Just over 16 months ago, the Occupy Wall Street movement started drawing attention to the growing gap between America’s very rich and everyone else. The movement spread to other cities, including here in Alberta. New data released yesterday by Statistics Canada for the 2010 tax year show the income gap is far from closing. Since 1982, income distribution has become less equal.
In 2010, the median before-tax income reported by the top 1 per cent of tax filers in Alberta was $277,800. It’s one thing to say these high-income earners have worked hard for their money. Most of them probably have. But what has sparked the outcry from some critics is that the gap between the very rich and everyone else has actually widened.
Back in 1982, the median income of the top 1 per cent was a little more than twice the top 10 per
cent. But by 2010, they were earning more than two-and-a-half times as much as the top 10 per
And compared to total tax filers, the top 1 per cent of income earners made about six times the average in 1982; that gap spread to nearly eight times the average by 2010.
The progressive income tax system (at least at the federal level) and other tax transfers do help ease
the size of the gap. And the gap has actually shrunk a bit since peaking in 2007. Yet there’s no
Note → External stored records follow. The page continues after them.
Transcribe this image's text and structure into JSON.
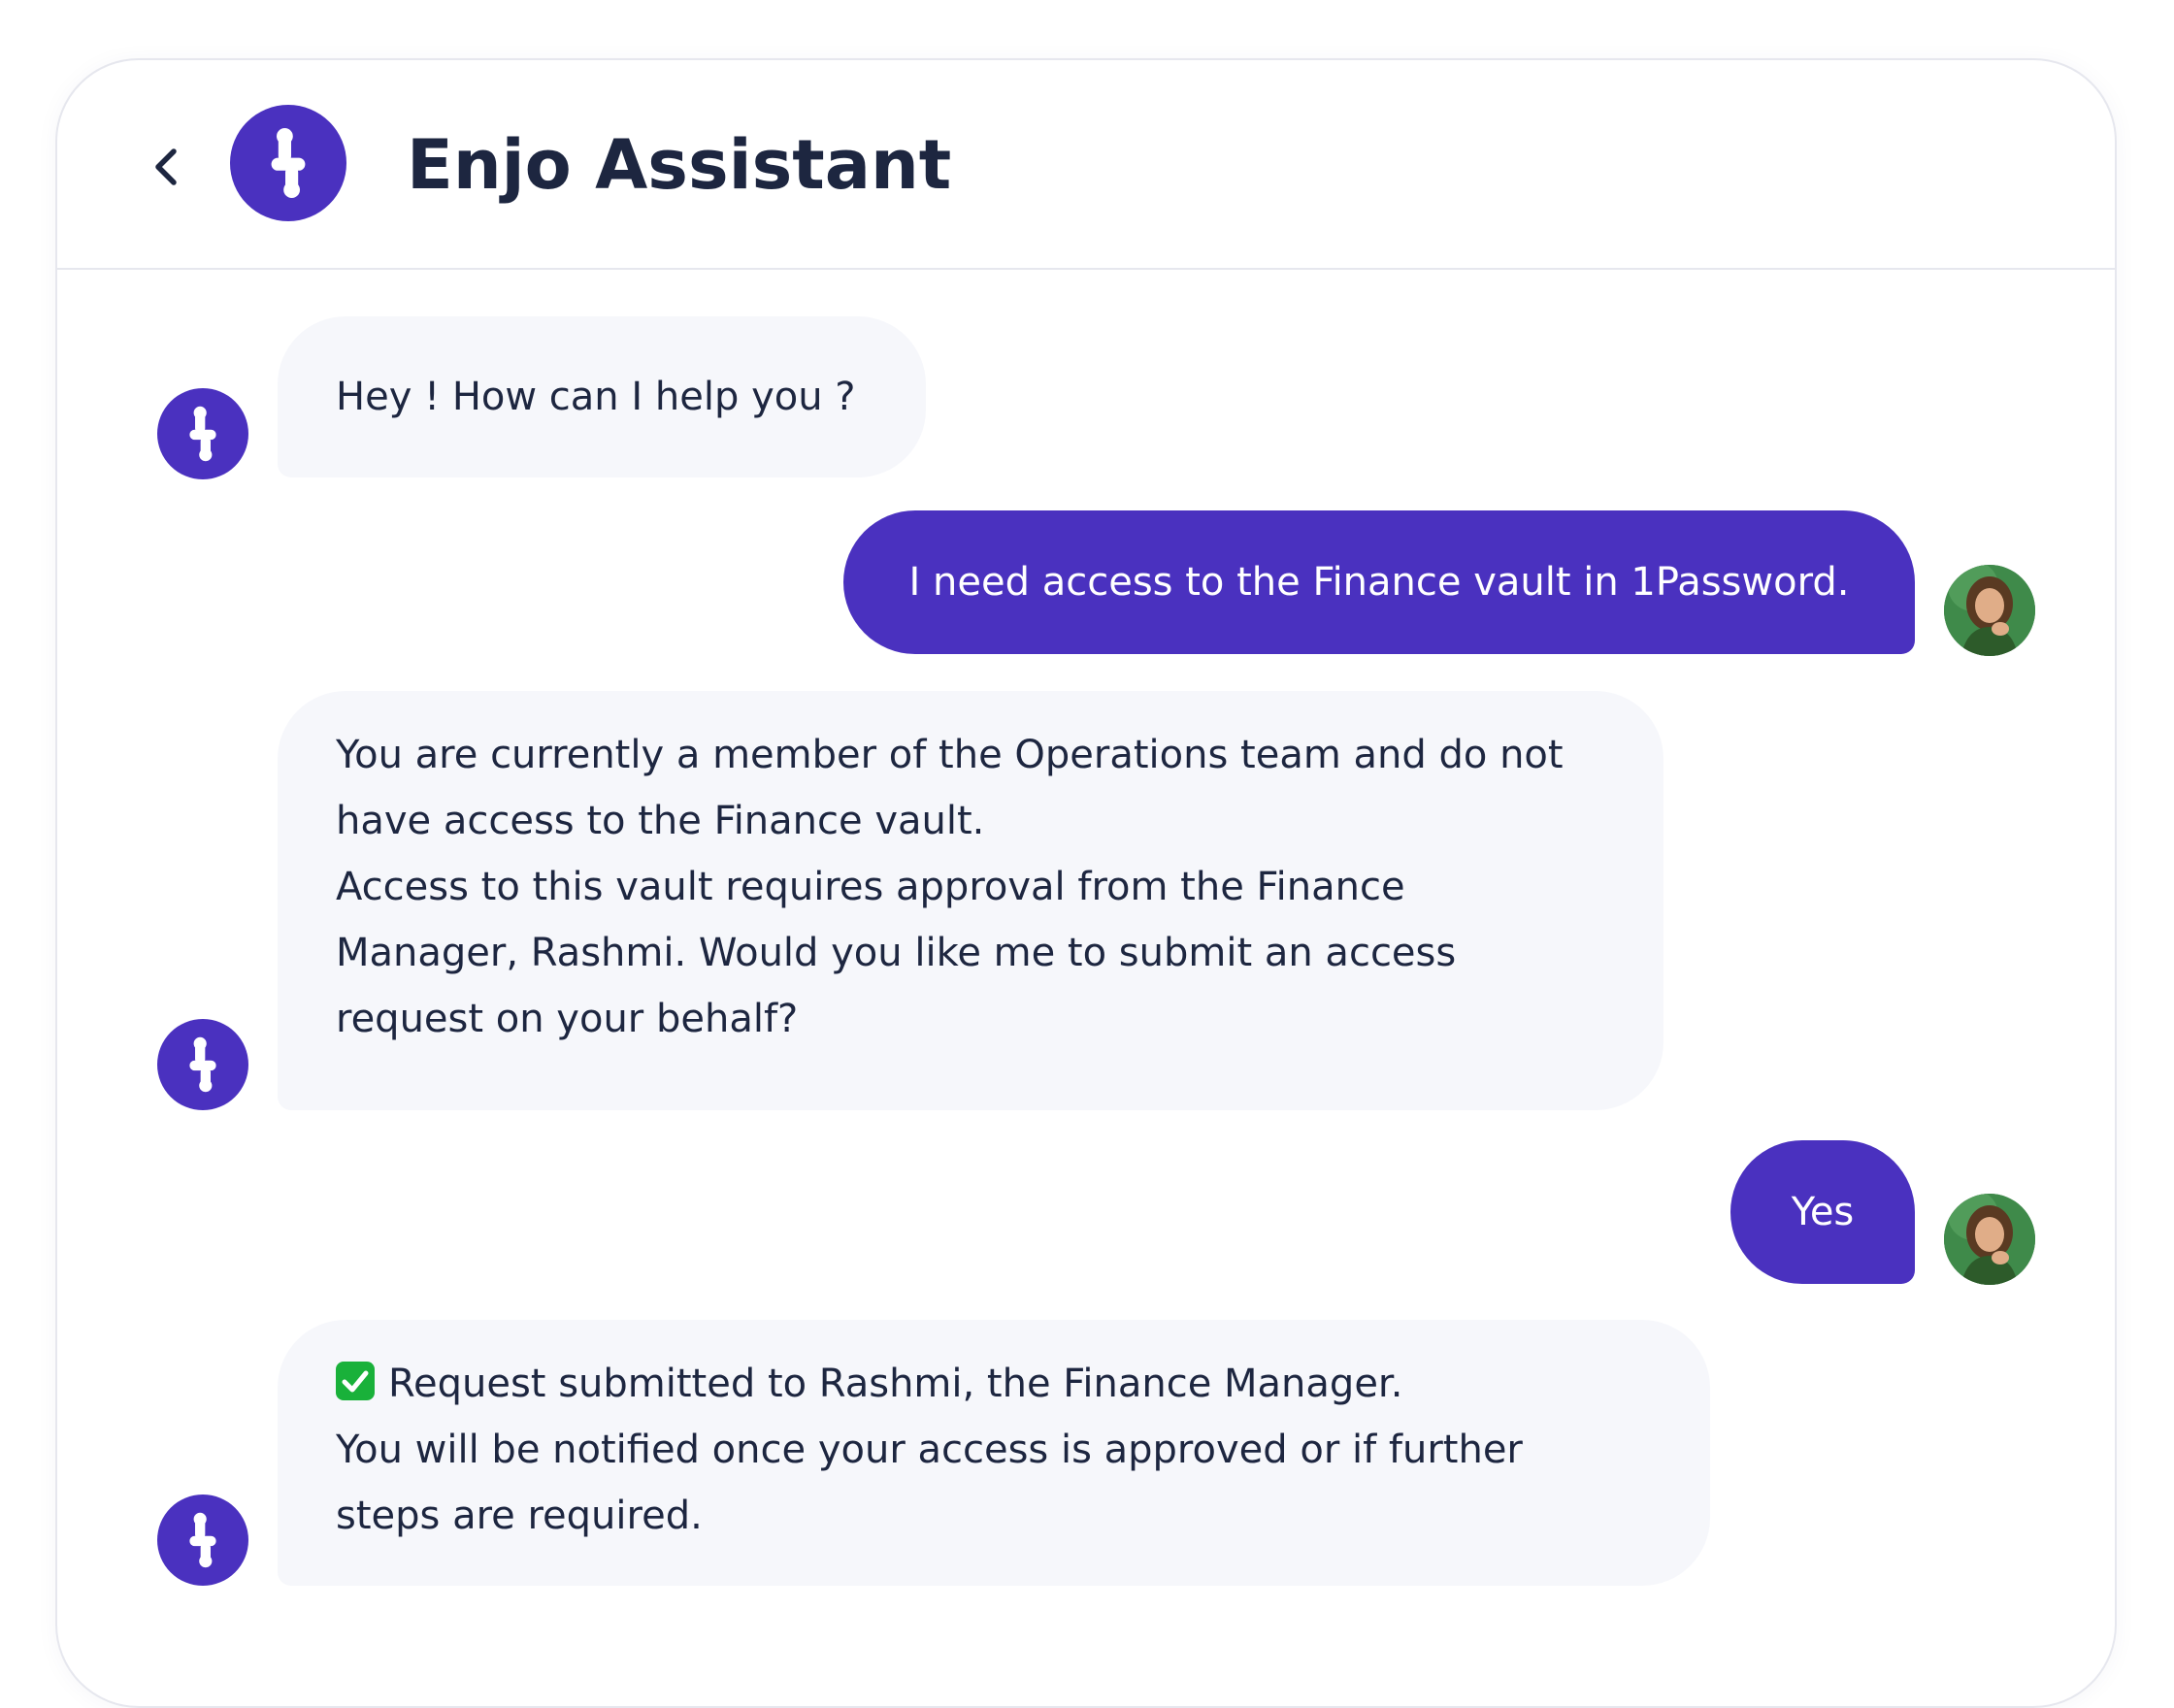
{
  "header": {
    "back_icon": "chevron-left-icon",
    "avatar_icon": "enjo-logo-icon",
    "title": "Enjo Assistant"
  },
  "messages": [
    {
      "sender": "bot",
      "lines": [
        "Hey ! How can I help you ?"
      ]
    },
    {
      "sender": "user",
      "lines": [
        "I need access to the Finance vault in 1Password."
      ]
    },
    {
      "sender": "bot",
      "lines": [
        "You are currently a member of the Operations team and do not",
        "have access to the Finance vault.",
        "Access to this vault requires approval from the Finance",
        "Manager, Rashmi. Would you like me to submit an access",
        "request on your behalf?"
      ]
    },
    {
      "sender": "user",
      "lines": [
        "Yes"
      ]
    },
    {
      "sender": "bot",
      "status_icon": "check-mark-icon",
      "lines": [
        "Request submitted to Rashmi, the Finance Manager.",
        "You will be notified once your access is approved or if further",
        "steps are required."
      ]
    }
  ],
  "colors": {
    "brand": "#4a31bf",
    "bot_bubble": "#f6f7fb",
    "text": "#1d2640",
    "border": "#e6e7ee",
    "success": "#19b13a"
  }
}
denying it: the rich truly are getting richer. *
* Todd Hirsch, Senior Economist, ATB Financial